7 former dictators’ palaces to spend a night in

Villa Feltrinelli Hotel

Would you like to sleep in a dictator’s former palace? Here are 7 hotels where famous dictators have lived.

Dictators are the worst heads of state. To define it correctly, a dictator wields the political power of a country alone, with no separation of powers. For all his faults, there’s one thing a tyrant does best: he’s a bon vivant. And while gold and champagne flow freely and famous paintings adorn the walls, the people are often impoverished. But what happens to the fancy palace of a ruthless despot after he’s been overthrown? It’s turned into a hotel, of course.
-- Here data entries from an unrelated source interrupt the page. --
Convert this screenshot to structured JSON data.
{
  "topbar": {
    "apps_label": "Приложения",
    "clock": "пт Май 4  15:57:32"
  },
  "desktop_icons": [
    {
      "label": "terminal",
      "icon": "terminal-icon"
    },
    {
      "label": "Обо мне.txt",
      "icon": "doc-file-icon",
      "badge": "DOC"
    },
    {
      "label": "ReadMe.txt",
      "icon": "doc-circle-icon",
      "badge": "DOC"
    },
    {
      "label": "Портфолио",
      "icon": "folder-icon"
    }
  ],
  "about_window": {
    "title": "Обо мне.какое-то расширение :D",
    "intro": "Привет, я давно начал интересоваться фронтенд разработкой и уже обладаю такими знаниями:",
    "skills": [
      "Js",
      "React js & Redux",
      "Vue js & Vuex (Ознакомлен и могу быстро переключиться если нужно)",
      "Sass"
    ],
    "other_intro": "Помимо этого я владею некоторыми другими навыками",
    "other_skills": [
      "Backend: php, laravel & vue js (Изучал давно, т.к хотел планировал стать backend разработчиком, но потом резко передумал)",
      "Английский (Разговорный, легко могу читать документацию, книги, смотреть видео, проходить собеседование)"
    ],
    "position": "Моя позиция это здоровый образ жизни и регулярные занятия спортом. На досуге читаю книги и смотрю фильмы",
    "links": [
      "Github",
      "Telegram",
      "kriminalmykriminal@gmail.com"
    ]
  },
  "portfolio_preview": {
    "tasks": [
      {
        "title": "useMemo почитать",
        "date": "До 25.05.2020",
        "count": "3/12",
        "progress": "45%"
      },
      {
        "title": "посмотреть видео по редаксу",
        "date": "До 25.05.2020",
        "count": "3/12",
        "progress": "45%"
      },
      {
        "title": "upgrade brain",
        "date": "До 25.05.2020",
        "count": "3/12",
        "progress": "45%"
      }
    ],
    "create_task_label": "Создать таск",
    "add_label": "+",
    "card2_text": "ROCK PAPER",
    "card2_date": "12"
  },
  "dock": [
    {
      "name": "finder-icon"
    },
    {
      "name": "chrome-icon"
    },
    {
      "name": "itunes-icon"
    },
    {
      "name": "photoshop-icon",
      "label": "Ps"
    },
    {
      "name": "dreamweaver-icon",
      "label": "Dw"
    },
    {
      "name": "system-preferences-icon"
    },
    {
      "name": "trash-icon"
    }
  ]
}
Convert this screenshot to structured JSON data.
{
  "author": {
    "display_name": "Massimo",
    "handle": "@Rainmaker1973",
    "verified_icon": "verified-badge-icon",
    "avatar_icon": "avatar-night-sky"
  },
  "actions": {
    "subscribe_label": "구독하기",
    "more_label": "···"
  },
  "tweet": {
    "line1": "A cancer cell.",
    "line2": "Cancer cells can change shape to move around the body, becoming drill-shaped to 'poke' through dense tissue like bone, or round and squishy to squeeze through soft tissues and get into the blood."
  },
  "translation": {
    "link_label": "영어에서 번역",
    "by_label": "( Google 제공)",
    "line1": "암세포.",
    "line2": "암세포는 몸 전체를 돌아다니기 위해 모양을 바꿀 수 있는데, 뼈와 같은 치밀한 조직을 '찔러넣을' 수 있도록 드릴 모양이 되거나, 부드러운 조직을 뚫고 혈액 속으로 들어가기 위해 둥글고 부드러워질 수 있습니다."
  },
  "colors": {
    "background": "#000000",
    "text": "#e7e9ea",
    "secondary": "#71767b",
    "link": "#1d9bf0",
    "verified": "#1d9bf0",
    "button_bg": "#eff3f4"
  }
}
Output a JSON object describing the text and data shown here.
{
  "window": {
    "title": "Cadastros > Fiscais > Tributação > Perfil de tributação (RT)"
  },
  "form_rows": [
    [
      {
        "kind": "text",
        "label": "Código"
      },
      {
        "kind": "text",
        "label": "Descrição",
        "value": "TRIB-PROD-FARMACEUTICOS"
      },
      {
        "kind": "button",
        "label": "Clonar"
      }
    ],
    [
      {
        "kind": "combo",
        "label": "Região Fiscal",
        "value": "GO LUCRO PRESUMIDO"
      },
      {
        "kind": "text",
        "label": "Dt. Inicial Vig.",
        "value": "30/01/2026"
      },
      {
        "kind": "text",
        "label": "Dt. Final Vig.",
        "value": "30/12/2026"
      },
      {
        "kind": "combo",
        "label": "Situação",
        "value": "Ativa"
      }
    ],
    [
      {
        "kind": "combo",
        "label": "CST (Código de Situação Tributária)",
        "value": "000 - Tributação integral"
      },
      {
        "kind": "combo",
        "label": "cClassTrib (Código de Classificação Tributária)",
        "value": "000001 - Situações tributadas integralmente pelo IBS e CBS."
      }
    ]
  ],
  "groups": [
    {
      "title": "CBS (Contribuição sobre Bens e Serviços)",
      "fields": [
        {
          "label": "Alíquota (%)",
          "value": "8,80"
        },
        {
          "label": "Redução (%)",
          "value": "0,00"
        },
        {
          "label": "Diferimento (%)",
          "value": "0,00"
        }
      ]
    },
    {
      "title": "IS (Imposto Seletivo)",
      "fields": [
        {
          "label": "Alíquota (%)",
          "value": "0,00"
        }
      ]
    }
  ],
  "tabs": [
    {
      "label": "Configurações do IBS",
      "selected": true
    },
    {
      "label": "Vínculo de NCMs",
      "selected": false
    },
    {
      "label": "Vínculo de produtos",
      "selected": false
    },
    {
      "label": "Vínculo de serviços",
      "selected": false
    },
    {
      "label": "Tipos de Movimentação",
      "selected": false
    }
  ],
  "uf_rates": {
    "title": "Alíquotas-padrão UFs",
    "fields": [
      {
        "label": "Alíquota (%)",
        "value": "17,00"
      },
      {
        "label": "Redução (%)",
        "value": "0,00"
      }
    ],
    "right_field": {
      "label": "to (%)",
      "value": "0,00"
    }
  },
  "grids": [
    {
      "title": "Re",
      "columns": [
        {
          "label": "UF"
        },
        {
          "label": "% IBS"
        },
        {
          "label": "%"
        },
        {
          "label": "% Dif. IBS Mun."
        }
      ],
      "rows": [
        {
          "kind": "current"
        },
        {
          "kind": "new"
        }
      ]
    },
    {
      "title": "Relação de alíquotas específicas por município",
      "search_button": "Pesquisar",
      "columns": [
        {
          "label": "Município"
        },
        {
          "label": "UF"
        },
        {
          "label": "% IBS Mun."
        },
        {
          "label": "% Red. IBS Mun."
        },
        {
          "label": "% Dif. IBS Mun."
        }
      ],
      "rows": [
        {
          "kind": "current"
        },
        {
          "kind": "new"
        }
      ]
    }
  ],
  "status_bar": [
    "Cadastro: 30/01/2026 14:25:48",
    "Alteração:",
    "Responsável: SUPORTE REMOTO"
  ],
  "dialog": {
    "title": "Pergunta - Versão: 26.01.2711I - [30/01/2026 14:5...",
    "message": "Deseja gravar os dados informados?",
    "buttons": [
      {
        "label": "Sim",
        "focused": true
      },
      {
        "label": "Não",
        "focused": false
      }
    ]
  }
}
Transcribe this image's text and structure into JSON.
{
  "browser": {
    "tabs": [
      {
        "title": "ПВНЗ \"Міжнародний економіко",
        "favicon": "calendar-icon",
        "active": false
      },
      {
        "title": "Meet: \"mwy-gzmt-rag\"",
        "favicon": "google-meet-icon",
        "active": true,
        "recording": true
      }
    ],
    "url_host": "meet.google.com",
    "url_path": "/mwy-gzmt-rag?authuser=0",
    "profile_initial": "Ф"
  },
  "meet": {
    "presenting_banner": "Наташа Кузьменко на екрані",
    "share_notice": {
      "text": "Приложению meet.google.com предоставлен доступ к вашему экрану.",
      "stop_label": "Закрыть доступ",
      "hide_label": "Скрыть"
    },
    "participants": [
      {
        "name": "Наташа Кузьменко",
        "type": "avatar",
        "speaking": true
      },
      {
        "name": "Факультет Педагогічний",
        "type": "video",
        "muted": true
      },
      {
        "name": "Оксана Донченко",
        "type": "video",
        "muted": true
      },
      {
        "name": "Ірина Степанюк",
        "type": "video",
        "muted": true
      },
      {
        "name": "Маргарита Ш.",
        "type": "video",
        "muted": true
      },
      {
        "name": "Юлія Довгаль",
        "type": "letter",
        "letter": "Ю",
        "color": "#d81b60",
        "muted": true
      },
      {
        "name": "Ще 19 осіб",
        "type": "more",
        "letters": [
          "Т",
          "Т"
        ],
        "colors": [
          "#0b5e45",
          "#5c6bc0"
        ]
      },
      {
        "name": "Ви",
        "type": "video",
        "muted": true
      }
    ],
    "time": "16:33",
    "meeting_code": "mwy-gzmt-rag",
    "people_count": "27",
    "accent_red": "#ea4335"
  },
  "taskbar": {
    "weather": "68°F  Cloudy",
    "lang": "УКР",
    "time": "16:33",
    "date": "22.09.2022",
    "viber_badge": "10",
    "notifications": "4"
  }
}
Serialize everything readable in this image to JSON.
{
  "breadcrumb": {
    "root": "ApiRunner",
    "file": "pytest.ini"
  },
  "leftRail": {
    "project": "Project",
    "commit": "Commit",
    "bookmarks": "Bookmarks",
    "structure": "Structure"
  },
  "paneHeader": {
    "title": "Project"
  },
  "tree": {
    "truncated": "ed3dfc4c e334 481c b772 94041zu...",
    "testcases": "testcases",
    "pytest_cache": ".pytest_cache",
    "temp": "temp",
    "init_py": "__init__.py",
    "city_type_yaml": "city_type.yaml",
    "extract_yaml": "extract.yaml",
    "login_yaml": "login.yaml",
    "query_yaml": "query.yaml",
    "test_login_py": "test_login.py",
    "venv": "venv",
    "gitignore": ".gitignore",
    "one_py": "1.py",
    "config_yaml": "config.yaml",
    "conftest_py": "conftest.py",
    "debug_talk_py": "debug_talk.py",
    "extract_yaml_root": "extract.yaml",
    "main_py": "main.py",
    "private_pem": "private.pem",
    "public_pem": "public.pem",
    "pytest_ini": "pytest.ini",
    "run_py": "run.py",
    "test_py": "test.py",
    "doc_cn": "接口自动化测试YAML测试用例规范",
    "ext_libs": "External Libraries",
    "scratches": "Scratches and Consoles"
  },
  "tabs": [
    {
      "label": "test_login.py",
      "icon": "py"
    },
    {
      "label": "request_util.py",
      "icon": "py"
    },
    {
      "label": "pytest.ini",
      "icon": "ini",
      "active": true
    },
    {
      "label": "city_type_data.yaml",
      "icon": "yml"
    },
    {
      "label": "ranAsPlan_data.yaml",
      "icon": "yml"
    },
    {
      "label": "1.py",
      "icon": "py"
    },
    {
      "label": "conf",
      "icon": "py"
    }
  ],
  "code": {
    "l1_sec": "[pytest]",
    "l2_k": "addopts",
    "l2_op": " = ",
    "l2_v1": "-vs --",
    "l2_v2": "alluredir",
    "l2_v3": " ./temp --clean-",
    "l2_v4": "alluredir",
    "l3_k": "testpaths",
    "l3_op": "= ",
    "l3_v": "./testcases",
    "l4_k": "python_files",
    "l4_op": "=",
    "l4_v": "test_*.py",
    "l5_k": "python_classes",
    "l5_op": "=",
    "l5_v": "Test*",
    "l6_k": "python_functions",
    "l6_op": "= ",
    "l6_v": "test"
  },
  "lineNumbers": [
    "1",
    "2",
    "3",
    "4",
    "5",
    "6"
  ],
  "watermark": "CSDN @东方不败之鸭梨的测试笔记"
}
At least, here are 7 cases that are or have been.

JW Marriott Grand Hotel in Bucharest, Romania

JW Marriott Bucharest Grand Hotel

Credit – facebook.com/JWMarriottBucharest

Dictator: Nicolae Ceaușescu

Although Ceauşescu was executed before he could stay in this huge building, Marriott snapped it up 10 years after his death to turn the grand mansion into a 400-room hotel. It is built behind the Palace of Parliament (formerly known as the « House of the People »), which has 1100 rooms spread over 12 floors, a 100-meter-long hall and four underground levels, plus a huge nuclear bunker. The5-star Marriot Hotel is therefore smaller, but still imposing.

Intercontinental Berchtesgaden Resort, Germany

Intercontinental Resort Berchtesgaden

Credit – hotelscombined.com

Dictator: Hitler

With the aim of reconnecting the region with its 19th century (pre-Nazi) tradition, the land that once housed Hitler’s mountain retreat in the Bavarian Alps was transformed into a 138-room luxury hotel in 2005. It is located near Hitler’s Eagle’s Nest (Kehlsteinhaus), which you can see from a nearby mountain top.

Stalin’s Villa, Sochi, Russia

Villa Datcha Staline Sotchi

Credit – businessinsider.com.au

Dictator: Joseph Stalin

Stalin was so attracted by Sochi’s subtropical climate, lush forests and sea views (remember this year’s Winter Olympics?), that he tried to turn the city into an upscale resort. Also known as the « Green Grove », Stalin’s dacha was built in 1936. Now a museum, it features original furniture, a chess set and a billiard table, as well as a life-size (1m67) wax doll of the dictator. The on-site restaurant also serves local favorites.

Hotel Vila Bled, Slovenia

Hotel Vila Bled

Credit – facebook.com/vilabled

Dictator: Josip Broz Tito

If there’s one thing dictators seem to have in common (apart from being dictators), it’s a penchant for lakes. Known as the « benevolent » dictator, Tito began spending time at this summer residence on Lake Bled in the 1950s. It became a luxury hotel and spa in the 1980s.

Saint Katharine’s (Parmoor House), Henley-on-Thames, England

St. Katharine's, Parmoor

Credit – srpf.org.uk

Dictator: Zog I

When King Zog was exiled from Albania after Mussolini invaded the country in 1939, he moved into St. Katharine’s House (then known as Parmoor House) with his Hungarian wife and Queen of Albania Geraldine Apponyi. In 1946, it was transformed into a religious retreat open to people of all faiths. Set in picturesque 5-hectare parkland teeming with wildlife, the house (which once belonged to the Templar Order) can accommodate up to 24 guests.

Grand Hotel a Villa Feltrinelli, Gargnano, Italy

Villa Feltrinelli Hotel

Credit – germanblogs.de

Dictator: Benito Mussolini

Over 30,000 m² of paradise on Lake Garda, no wonder Mussolini took this house by military force from the Feltrinelli family in 1943. It was returned to the family after the Second World War and became a luxury hotel (with an old-fashioned gelateria ) in the 1990s.

Al-Hillah Presidential Palace, Hilla, Iraq

Palais présidentiel Al Hilla, Irak

Wikimedia – James Matise

Dictator: Saddam Hussein

Sure, it might not be the best time to spend a family vacation in Iraq, but if you were to go, you’d at least be able to say you slept in the palace of a very recent dictator. What’s more, you can join the throngs of tourists who visit the palace every day to see, among other things, Saddam Hussein’s date tree: surrounded by a concrete wall, the fruit was out of reach of everyone but him.

Is sleeping in these places to your taste?